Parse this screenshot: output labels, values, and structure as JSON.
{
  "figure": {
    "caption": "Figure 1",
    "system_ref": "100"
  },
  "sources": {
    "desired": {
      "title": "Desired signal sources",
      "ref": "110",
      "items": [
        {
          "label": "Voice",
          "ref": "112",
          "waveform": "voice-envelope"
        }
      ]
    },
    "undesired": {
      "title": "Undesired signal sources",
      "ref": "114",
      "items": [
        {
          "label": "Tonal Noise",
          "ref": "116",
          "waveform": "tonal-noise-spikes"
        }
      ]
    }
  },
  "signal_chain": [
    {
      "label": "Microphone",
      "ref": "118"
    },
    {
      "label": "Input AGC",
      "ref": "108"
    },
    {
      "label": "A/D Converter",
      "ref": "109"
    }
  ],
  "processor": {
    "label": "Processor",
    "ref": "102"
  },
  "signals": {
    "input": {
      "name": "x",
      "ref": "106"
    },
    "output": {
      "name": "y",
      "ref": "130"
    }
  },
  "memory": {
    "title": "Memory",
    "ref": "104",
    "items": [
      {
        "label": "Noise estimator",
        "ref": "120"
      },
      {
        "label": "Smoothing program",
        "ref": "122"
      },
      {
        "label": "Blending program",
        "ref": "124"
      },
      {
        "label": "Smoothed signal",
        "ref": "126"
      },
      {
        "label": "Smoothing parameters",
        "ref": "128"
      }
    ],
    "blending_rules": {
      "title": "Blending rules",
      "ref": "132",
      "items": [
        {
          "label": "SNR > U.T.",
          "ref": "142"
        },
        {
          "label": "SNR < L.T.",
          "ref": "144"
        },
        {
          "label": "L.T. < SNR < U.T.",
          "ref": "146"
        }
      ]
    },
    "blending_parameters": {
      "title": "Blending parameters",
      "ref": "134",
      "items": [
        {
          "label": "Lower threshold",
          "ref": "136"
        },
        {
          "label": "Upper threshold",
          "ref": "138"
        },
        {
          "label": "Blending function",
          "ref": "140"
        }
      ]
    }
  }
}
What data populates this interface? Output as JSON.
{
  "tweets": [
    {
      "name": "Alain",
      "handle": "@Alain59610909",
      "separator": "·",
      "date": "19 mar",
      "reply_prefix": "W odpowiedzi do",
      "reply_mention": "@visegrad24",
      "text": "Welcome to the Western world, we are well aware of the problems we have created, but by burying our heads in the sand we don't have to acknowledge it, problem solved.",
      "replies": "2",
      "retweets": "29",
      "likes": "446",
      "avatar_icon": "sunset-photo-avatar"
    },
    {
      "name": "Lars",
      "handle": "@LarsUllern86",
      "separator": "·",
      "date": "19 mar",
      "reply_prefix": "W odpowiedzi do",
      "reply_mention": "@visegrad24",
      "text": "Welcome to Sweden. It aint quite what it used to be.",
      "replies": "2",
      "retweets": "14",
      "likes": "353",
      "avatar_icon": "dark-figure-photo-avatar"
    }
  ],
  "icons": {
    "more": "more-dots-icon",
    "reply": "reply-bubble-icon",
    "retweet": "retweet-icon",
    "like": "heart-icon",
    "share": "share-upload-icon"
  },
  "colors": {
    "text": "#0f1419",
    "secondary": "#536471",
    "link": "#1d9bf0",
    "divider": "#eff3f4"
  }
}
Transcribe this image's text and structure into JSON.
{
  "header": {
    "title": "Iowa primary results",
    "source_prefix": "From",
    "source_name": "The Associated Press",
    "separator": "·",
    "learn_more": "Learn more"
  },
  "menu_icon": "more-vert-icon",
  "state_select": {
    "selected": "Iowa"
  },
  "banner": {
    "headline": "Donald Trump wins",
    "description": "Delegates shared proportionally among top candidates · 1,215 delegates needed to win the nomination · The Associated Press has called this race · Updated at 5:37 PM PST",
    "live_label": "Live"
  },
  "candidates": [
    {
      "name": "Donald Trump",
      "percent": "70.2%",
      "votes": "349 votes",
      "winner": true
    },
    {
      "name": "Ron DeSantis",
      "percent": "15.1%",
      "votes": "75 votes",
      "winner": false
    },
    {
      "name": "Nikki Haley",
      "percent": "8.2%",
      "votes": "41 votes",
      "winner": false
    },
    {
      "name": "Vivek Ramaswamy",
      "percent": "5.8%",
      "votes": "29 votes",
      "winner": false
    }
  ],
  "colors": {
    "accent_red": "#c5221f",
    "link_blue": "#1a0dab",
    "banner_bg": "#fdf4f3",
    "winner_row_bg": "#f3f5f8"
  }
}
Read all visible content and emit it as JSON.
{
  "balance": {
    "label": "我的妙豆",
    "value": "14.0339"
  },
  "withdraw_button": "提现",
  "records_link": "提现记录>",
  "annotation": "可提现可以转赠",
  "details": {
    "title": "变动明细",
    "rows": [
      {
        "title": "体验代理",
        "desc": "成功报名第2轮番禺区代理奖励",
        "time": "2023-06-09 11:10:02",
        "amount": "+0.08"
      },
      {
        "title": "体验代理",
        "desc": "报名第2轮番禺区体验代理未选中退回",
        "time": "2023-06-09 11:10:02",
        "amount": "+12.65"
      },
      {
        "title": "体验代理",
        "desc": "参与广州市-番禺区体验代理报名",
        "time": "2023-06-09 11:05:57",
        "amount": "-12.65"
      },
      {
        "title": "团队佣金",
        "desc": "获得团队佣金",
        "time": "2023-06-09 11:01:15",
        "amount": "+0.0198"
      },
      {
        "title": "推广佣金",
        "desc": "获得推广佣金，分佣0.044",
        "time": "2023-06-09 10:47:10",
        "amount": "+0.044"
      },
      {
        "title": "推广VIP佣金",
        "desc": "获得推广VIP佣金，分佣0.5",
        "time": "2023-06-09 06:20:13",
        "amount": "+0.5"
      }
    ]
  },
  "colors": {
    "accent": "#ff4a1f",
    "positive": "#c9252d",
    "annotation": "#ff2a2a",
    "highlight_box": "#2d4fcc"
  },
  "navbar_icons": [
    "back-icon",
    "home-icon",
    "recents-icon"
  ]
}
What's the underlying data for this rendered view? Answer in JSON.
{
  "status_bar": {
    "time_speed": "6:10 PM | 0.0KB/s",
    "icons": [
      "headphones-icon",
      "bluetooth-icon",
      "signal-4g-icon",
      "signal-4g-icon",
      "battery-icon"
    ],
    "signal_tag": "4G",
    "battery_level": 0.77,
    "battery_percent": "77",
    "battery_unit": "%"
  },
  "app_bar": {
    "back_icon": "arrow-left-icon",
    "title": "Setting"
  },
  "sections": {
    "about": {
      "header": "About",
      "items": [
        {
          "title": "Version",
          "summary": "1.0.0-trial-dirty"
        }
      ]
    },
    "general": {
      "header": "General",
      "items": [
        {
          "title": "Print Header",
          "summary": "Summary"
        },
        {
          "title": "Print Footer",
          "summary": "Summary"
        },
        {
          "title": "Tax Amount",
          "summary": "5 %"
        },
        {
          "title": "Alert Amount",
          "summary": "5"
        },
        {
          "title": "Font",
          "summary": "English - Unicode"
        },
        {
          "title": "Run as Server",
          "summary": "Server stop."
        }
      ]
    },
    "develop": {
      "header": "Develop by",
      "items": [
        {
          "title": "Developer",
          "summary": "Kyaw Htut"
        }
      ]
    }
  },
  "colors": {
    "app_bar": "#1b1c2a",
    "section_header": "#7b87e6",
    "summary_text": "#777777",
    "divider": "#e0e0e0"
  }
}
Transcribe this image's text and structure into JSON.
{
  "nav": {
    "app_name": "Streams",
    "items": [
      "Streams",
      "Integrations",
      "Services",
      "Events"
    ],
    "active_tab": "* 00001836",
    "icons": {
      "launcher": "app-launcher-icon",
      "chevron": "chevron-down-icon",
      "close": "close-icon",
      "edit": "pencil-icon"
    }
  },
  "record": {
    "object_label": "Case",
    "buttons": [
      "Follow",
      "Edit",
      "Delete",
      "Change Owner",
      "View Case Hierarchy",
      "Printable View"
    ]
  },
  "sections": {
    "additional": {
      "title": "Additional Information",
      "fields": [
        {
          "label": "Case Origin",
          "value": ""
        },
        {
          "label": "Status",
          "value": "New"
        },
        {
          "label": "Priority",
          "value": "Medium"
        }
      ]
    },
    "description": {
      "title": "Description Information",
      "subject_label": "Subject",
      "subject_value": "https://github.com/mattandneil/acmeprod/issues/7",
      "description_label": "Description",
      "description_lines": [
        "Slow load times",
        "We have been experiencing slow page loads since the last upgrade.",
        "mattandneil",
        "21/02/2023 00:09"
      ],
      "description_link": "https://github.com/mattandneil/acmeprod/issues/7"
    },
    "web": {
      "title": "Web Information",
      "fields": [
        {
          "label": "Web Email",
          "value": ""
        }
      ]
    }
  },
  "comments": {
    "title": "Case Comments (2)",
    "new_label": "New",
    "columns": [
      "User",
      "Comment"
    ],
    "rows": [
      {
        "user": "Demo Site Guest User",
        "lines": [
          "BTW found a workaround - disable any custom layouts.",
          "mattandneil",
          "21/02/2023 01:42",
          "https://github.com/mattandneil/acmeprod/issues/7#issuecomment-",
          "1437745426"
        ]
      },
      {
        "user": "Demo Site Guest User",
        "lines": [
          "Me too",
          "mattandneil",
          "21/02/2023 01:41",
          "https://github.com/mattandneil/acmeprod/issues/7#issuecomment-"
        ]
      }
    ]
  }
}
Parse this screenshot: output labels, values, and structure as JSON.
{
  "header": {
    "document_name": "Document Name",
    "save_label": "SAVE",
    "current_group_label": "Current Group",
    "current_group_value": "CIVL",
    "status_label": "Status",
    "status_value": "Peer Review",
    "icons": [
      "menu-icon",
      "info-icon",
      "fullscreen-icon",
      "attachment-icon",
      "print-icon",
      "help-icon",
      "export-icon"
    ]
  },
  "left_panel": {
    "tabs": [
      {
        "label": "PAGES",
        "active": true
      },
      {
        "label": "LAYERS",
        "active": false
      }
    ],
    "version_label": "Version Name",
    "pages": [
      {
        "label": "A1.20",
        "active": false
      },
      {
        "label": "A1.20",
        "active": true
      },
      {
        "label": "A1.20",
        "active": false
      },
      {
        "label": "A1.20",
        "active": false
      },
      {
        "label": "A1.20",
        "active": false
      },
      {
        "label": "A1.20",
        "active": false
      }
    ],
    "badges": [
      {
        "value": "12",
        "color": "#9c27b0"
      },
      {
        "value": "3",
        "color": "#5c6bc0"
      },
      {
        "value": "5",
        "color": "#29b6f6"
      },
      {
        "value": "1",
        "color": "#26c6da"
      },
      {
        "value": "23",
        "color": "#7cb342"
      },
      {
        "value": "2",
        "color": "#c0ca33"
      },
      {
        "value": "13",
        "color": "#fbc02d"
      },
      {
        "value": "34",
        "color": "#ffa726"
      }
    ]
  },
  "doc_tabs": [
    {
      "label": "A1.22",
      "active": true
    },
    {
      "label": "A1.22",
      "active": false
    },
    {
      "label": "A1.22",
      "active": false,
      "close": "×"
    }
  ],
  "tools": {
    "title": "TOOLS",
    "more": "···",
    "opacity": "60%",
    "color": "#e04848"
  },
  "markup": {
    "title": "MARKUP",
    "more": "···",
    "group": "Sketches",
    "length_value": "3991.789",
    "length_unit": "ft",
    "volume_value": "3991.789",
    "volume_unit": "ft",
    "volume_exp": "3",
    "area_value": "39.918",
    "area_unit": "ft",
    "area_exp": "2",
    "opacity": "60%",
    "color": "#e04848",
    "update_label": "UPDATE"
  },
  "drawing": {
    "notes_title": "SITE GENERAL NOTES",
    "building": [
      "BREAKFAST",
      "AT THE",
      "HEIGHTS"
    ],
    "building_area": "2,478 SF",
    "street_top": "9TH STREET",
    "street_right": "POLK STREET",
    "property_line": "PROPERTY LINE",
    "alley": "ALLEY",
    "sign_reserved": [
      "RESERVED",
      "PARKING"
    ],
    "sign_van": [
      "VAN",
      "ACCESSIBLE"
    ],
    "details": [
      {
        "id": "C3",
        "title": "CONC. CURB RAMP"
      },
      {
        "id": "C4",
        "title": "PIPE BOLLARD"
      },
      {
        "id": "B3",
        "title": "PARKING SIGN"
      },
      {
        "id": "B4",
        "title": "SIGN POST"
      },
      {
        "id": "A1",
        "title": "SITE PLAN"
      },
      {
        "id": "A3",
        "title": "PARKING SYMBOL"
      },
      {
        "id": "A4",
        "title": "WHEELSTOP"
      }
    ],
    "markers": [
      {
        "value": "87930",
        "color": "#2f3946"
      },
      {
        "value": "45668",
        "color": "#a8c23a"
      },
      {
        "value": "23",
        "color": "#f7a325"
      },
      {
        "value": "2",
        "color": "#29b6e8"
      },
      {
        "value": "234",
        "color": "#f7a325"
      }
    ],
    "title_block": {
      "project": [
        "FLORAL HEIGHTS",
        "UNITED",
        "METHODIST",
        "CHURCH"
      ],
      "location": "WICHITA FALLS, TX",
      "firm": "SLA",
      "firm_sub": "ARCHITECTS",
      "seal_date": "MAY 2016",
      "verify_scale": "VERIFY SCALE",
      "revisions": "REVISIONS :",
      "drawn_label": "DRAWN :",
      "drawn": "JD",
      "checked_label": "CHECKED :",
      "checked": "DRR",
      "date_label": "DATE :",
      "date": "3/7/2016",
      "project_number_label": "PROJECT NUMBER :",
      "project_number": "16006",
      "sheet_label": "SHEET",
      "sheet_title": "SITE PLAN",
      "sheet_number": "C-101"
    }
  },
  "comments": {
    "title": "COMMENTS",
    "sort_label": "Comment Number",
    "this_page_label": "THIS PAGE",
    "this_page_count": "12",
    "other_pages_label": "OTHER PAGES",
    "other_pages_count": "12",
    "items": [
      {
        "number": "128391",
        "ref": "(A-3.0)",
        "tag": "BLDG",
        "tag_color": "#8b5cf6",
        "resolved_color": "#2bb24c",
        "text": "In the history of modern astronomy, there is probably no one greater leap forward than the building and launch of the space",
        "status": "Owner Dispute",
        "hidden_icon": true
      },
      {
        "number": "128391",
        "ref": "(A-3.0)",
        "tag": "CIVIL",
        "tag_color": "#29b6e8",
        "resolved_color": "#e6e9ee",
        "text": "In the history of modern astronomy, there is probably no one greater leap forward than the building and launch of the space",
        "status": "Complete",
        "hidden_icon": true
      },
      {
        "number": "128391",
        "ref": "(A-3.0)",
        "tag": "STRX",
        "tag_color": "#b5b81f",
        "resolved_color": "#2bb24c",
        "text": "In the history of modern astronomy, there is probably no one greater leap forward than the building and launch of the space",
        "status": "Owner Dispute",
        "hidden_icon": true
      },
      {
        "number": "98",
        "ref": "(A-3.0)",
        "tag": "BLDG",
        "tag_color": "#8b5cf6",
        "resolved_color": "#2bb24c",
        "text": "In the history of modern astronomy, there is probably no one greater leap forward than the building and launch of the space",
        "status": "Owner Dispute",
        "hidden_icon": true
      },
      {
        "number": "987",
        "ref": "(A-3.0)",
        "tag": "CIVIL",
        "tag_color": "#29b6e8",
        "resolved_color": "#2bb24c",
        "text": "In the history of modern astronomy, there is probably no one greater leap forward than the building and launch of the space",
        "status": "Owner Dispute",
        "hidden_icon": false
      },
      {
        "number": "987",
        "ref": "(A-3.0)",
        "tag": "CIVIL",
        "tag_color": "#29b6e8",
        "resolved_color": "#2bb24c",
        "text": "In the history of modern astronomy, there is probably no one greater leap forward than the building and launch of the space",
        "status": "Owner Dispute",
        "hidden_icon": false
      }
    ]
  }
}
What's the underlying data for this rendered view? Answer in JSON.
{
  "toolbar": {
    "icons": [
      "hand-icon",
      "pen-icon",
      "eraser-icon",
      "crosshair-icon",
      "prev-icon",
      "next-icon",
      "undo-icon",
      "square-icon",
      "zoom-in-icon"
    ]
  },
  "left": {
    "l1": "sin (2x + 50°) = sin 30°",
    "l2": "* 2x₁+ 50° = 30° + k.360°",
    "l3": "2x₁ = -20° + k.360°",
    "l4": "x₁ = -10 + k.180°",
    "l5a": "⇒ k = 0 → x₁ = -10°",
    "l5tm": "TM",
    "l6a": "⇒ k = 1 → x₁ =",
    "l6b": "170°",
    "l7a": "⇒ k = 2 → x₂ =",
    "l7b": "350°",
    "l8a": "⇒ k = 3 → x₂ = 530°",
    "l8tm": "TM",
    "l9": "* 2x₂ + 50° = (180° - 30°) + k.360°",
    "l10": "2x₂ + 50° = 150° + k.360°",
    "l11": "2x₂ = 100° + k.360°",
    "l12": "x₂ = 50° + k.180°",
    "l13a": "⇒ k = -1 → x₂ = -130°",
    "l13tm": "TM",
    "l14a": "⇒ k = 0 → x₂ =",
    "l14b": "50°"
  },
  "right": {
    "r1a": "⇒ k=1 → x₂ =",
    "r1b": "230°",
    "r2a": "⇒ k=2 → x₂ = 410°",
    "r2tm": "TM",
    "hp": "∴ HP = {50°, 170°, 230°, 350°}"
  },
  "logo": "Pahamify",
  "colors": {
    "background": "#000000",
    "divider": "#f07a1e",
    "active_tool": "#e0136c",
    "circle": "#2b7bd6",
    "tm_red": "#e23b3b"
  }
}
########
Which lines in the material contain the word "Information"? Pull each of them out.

• Problem solution:
      "title": "Additional Information",
      "title": "Description Information",
      "title": "Web Information",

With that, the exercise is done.